■ **PROVIDED DATA**
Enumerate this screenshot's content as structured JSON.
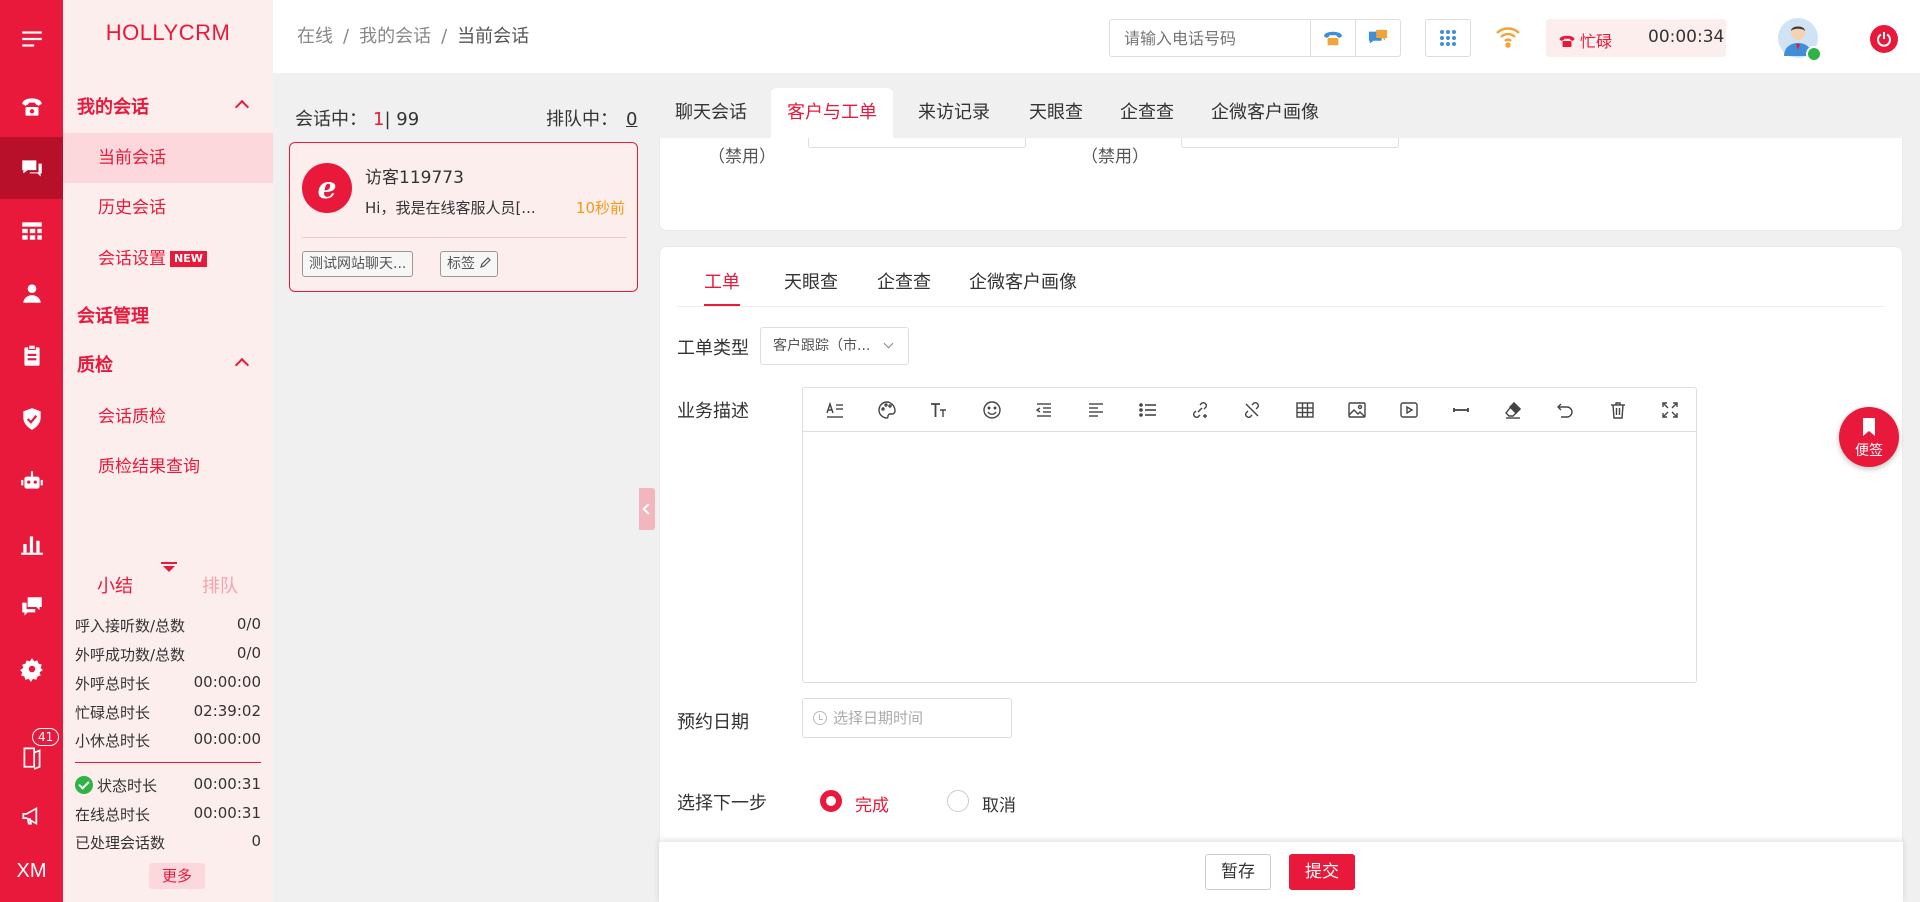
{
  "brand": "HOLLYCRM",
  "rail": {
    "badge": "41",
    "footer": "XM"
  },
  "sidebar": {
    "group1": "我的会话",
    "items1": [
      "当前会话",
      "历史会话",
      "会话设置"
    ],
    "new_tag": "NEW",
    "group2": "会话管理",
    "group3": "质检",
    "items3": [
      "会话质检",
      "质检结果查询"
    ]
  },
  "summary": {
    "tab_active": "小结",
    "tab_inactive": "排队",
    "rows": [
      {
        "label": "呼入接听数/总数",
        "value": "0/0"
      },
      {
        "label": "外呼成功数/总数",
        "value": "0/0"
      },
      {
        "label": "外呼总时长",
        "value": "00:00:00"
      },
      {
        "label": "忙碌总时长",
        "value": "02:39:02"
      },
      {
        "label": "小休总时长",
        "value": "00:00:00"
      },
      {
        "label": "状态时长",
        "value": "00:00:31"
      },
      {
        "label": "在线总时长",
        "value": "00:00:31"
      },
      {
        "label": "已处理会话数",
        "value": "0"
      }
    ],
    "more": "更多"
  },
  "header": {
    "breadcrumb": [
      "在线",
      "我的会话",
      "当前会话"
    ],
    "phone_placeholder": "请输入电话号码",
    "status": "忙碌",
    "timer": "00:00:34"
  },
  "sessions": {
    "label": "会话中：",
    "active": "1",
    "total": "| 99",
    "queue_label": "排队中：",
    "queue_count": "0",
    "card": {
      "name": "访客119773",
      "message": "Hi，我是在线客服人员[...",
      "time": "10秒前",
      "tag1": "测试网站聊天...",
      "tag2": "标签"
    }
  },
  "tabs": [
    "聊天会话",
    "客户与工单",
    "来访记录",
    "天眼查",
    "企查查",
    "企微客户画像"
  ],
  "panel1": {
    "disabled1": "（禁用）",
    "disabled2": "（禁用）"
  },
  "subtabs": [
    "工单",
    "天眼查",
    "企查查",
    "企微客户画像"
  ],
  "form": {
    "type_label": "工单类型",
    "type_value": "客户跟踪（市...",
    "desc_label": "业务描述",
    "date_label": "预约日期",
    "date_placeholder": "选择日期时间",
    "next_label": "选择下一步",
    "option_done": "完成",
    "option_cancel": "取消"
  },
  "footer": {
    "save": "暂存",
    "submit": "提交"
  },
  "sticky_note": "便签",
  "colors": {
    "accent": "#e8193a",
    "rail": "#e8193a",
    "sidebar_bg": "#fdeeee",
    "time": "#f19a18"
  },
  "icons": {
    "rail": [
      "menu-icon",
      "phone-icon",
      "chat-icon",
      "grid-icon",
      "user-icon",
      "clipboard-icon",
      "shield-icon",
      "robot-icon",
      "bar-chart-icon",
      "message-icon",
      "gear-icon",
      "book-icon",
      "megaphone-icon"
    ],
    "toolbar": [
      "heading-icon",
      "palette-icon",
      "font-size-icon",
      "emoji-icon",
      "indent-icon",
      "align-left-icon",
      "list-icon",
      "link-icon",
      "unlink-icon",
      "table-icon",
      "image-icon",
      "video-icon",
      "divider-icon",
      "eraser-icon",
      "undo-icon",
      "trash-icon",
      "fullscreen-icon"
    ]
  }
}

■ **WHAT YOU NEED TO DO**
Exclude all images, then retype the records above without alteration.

■ **RESPONSE**
Enumerate this screenshot's content as structured JSON.
{
  "brand": "HOLLYCRM",
  "rail": {
    "badge": "41",
    "footer": "XM"
  },
  "sidebar": {
    "group1": "我的会话",
    "items1": [
      "当前会话",
      "历史会话",
      "会话设置"
    ],
    "new_tag": "NEW",
    "group2": "会话管理",
    "group3": "质检",
    "items3": [
      "会话质检",
      "质检结果查询"
    ]
  },
  "summary": {
    "tab_active": "小结",
    "tab_inactive": "排队",
    "rows": [
      {
        "label": "呼入接听数/总数",
        "value": "0/0"
      },
      {
        "label": "外呼成功数/总数",
        "value": "0/0"
      },
      {
        "label": "外呼总时长",
        "value": "00:00:00"
      },
      {
        "label": "忙碌总时长",
        "value": "02:39:02"
      },
      {
        "label": "小休总时长",
        "value": "00:00:00"
      },
      {
        "label": "状态时长",
        "value": "00:00:31"
      },
      {
        "label": "在线总时长",
        "value": "00:00:31"
      },
      {
        "label": "已处理会话数",
        "value": "0"
      }
    ],
    "more": "更多"
  },
  "header": {
    "breadcrumb": [
      "在线",
      "我的会话",
      "当前会话"
    ],
    "phone_placeholder": "请输入电话号码",
    "status": "忙碌",
    "timer": "00:00:34"
  },
  "sessions": {
    "label": "会话中：",
    "active": "1",
    "total": "| 99",
    "queue_label": "排队中：",
    "queue_count": "0",
    "card": {
      "name": "访客119773",
      "message": "Hi，我是在线客服人员[...",
      "time": "10秒前",
      "tag1": "测试网站聊天...",
      "tag2": "标签"
    }
  },
  "tabs": [
    "聊天会话",
    "客户与工单",
    "来访记录",
    "天眼查",
    "企查查",
    "企微客户画像"
  ],
  "panel1": {
    "disabled1": "（禁用）",
    "disabled2": "（禁用）"
  },
  "subtabs": [
    "工单",
    "天眼查",
    "企查查",
    "企微客户画像"
  ],
  "form": {
    "type_label": "工单类型",
    "type_value": "客户跟踪（市...",
    "desc_label": "业务描述",
    "date_label": "预约日期",
    "date_placeholder": "选择日期时间",
    "next_label": "选择下一步",
    "option_done": "完成",
    "option_cancel": "取消"
  },
  "footer": {
    "save": "暂存",
    "submit": "提交"
  },
  "sticky_note": "便签",
  "colors": {
    "accent": "#e8193a",
    "rail": "#e8193a",
    "sidebar_bg": "#fdeeee",
    "time": "#f19a18"
  },
  "icons": {
    "rail": [
      "menu-icon",
      "phone-icon",
      "chat-icon",
      "grid-icon",
      "user-icon",
      "clipboard-icon",
      "shield-icon",
      "robot-icon",
      "bar-chart-icon",
      "message-icon",
      "gear-icon",
      "book-icon",
      "megaphone-icon"
    ],
    "toolbar": [
      "heading-icon",
      "palette-icon",
      "font-size-icon",
      "emoji-icon",
      "indent-icon",
      "align-left-icon",
      "list-icon",
      "link-icon",
      "unlink-icon",
      "table-icon",
      "image-icon",
      "video-icon",
      "divider-icon",
      "eraser-icon",
      "undo-icon",
      "trash-icon",
      "fullscreen-icon"
    ]
  }
}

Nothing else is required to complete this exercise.